|June 17, 1967: Dr Carl Sagan discovers a tenth planet in the far reaches of the Solar System that is broadcasting Hive signals. John and Juliet investigate a new drug called "Brown Cubes" that link the user to the Hive which leads John to volunteer for "Project Intruder" which puts him on a Hive mothership in order to rescue his son.|
Note: The episode "Inhuman Nature" was shown out of chronological order and should come after "Ancient Future". The episode "White Rabbit" opens up with the Gulf of Tonkin incident on August 2, 1964 but it is a few weeks later after John visits his family and testifies to the Warren Commission when the rest of the episode takes place.
Following fan campaigns for many years, an announcement was made that Dark Skies would receive a complete series DVD box set release in October 2007 (presumably for Region 1). However, Sony Entertainment subsequently canceled the release, citing prohibitive music licensing costs.
Executive producers Bryce Zabel and Brent Friedman received permission from Sony to find a DVD releasing partner to put the series on the market. However, three independent DVD firms, while initially extremely enthusiastic about doing so, also backed away after discovering the potential costs involved in licensing the period music. Zabel told fans on his blog:
It doesn't mean the idea is dead but it does mean it's not going to be easy. I'm as committed as I've ever been to seeing the series released on DVD so that old fans and new fans can have an excellent quality viewing experience, the way we always intended. Or maybe the conspiracy we wrote about is real and they just don't want the truth to get out...
On January 11, 2009, Zabel reported that "Brent and I aren't ready to say that's the end of it, but it's the end of the beginning. We're probably more disappointed than any fan out there."
Region 2 distribution rights were acquired by Mediumrare, with the full series being released on DVD in the United Kingdom on 18 October 2010.

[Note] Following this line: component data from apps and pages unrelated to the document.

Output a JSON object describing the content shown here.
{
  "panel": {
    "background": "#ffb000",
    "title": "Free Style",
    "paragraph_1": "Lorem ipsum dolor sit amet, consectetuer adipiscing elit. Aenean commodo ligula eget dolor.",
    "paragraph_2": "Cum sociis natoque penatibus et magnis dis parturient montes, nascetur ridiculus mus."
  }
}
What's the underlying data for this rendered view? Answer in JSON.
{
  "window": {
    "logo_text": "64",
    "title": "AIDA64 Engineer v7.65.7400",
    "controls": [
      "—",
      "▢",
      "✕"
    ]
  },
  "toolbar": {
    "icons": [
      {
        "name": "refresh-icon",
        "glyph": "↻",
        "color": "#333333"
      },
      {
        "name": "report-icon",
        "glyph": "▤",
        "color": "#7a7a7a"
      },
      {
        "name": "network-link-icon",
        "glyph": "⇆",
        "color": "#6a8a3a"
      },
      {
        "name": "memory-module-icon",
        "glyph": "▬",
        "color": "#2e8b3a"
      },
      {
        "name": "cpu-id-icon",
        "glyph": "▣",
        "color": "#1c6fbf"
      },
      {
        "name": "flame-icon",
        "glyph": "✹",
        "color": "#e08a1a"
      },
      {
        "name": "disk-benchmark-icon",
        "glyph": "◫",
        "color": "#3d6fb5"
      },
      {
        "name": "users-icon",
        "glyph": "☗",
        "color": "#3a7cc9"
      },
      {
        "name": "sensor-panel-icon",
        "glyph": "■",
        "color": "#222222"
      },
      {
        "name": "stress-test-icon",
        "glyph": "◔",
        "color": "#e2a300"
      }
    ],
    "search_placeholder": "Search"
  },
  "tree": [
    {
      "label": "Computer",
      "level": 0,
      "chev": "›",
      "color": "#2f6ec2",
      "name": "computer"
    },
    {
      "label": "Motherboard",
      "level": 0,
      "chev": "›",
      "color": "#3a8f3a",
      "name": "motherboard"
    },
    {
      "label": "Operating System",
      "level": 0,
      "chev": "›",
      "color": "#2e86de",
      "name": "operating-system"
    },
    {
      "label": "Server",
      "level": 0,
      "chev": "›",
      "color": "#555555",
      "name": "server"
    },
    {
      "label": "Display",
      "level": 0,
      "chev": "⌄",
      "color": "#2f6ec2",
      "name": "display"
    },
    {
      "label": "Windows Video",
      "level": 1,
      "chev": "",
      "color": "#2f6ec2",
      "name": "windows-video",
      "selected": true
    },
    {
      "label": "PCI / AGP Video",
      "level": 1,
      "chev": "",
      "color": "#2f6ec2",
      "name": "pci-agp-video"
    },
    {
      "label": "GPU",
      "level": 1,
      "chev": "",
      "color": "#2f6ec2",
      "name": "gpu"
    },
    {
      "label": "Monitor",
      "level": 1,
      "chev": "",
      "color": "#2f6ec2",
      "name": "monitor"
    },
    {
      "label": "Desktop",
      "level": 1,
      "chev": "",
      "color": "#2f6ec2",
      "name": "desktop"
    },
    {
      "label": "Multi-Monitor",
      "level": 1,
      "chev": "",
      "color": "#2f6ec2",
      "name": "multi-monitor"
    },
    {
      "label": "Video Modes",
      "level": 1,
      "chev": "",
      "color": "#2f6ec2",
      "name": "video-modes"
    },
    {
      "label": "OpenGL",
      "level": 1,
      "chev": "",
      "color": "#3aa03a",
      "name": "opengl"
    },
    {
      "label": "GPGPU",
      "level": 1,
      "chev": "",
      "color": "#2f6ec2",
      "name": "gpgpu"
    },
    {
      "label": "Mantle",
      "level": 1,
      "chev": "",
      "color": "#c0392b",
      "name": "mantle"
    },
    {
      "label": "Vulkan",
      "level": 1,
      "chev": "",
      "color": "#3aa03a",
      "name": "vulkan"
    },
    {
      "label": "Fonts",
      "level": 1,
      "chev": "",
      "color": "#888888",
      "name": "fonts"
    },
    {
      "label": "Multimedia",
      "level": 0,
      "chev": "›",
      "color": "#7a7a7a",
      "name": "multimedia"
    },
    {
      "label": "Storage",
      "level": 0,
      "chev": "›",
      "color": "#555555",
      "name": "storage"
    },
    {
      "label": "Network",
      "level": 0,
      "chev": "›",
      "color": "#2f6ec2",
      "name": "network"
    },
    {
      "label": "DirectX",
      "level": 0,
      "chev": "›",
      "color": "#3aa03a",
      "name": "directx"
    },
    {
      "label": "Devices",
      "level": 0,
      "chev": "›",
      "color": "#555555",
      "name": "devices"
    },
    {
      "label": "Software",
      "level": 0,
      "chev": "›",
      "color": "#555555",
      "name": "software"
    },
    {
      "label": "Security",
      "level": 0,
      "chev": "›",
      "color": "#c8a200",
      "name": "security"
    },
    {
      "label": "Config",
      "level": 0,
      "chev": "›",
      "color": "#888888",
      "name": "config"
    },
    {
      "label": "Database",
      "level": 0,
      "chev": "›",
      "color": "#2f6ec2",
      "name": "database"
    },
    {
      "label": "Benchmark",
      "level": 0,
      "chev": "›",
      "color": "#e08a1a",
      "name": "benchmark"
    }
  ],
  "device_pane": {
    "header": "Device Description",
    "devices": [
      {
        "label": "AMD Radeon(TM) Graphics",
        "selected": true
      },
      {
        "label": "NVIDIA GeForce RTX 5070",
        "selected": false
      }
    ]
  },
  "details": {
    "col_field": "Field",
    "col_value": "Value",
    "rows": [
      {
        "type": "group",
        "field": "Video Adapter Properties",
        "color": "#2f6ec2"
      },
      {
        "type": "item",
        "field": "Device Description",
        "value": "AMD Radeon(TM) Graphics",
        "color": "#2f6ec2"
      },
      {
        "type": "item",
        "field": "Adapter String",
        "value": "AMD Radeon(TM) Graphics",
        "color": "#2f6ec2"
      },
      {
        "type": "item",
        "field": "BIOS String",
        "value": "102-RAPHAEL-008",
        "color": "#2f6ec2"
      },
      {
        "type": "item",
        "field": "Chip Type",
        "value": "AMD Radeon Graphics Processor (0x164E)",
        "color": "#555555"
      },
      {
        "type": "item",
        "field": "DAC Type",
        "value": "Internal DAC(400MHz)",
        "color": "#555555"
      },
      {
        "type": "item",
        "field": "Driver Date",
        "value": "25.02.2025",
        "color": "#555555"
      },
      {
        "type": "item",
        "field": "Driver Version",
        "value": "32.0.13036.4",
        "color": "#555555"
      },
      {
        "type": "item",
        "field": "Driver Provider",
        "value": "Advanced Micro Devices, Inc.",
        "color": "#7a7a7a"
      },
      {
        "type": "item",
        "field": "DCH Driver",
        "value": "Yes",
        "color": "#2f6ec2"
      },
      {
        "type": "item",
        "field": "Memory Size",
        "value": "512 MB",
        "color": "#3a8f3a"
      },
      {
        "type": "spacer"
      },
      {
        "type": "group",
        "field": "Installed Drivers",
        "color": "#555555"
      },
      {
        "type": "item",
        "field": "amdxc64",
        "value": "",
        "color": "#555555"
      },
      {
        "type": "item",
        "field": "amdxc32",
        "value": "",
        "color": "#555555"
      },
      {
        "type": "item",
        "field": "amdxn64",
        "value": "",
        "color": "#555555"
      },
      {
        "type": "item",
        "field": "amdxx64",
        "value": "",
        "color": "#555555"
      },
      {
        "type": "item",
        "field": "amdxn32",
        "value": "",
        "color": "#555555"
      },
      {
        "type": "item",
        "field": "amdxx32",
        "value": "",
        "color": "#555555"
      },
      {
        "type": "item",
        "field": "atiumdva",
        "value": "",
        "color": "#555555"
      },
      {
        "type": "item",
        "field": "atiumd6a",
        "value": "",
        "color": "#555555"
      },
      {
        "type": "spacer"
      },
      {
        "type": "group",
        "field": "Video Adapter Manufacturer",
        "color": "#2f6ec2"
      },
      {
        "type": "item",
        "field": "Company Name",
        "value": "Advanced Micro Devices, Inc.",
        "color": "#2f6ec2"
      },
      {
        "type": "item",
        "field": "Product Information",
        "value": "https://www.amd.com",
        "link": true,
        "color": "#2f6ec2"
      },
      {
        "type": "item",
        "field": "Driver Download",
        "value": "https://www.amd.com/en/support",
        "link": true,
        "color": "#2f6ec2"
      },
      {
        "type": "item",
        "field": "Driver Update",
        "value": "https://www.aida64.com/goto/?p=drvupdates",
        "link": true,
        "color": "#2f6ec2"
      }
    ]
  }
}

On the August 9, 2010 episode of Coast to Coast AM, Zabel announced that the series would be released on Region 1 DVD by Shout! Factory on January 20, 2011. The series was successfully released in the US on six DVDs, including a number of special features (an hour-long "making of" documentary, and the never-before-seen pitch for the second season, among others) on the last disc.
The pilot episode was included in the last DVD as an extra.
To celebrate the show's tenth anniversary, a limited edition CD soundtrack was released on Perseverance Records in September 2006, featuring selections from the original television score composed by Michael Hoenig and a previously unreleased Pilot Suite arranged by The X-Files composer Mark Snow.
Awards and nominations
|1997||23rd Saturn Awards||Best Genre Network TV Series||Nominated|
|Best Genre TV Actor||Nominated|
|Best Genre TV Actress||Nominated|
|49th Primetime Emmy Awards||Outstanding Main Title Design||Won|
|Outstanding Original Main Title Theme Music||Nominated|
|1st OFTA Television Awards||Best New Theme Song in a Series||Nominated|
|1998||50th Writers Guild of America Awards||Outstanding Writing for a Long Form – Original||Nominated|
- Zabel, Bryce and Friedman, Brent. 1995. Dark Skies Bible
- Byman, Chris. 1997. Dark Skies: The Official Guide to the First TV Series. London: Hodder and Stoughton. ISBN 0-340-70784-4. pp. 117-8
- Conley, Tim and Cain, Stephen (2006). Encyclopedia of Fictional and Fantastic Languages. Westport, Conn.: Greenwood Press. ISBN 0-313-33188-X. p. 38.
- For What It's Worth: Bryce Zabel Post on DVD Status Archived 2007-02-24 at the Wayback Machine.
- TV Shows on DVD: SONY Gets Cold Musical Feet
- Dark Skies finally being released on DVD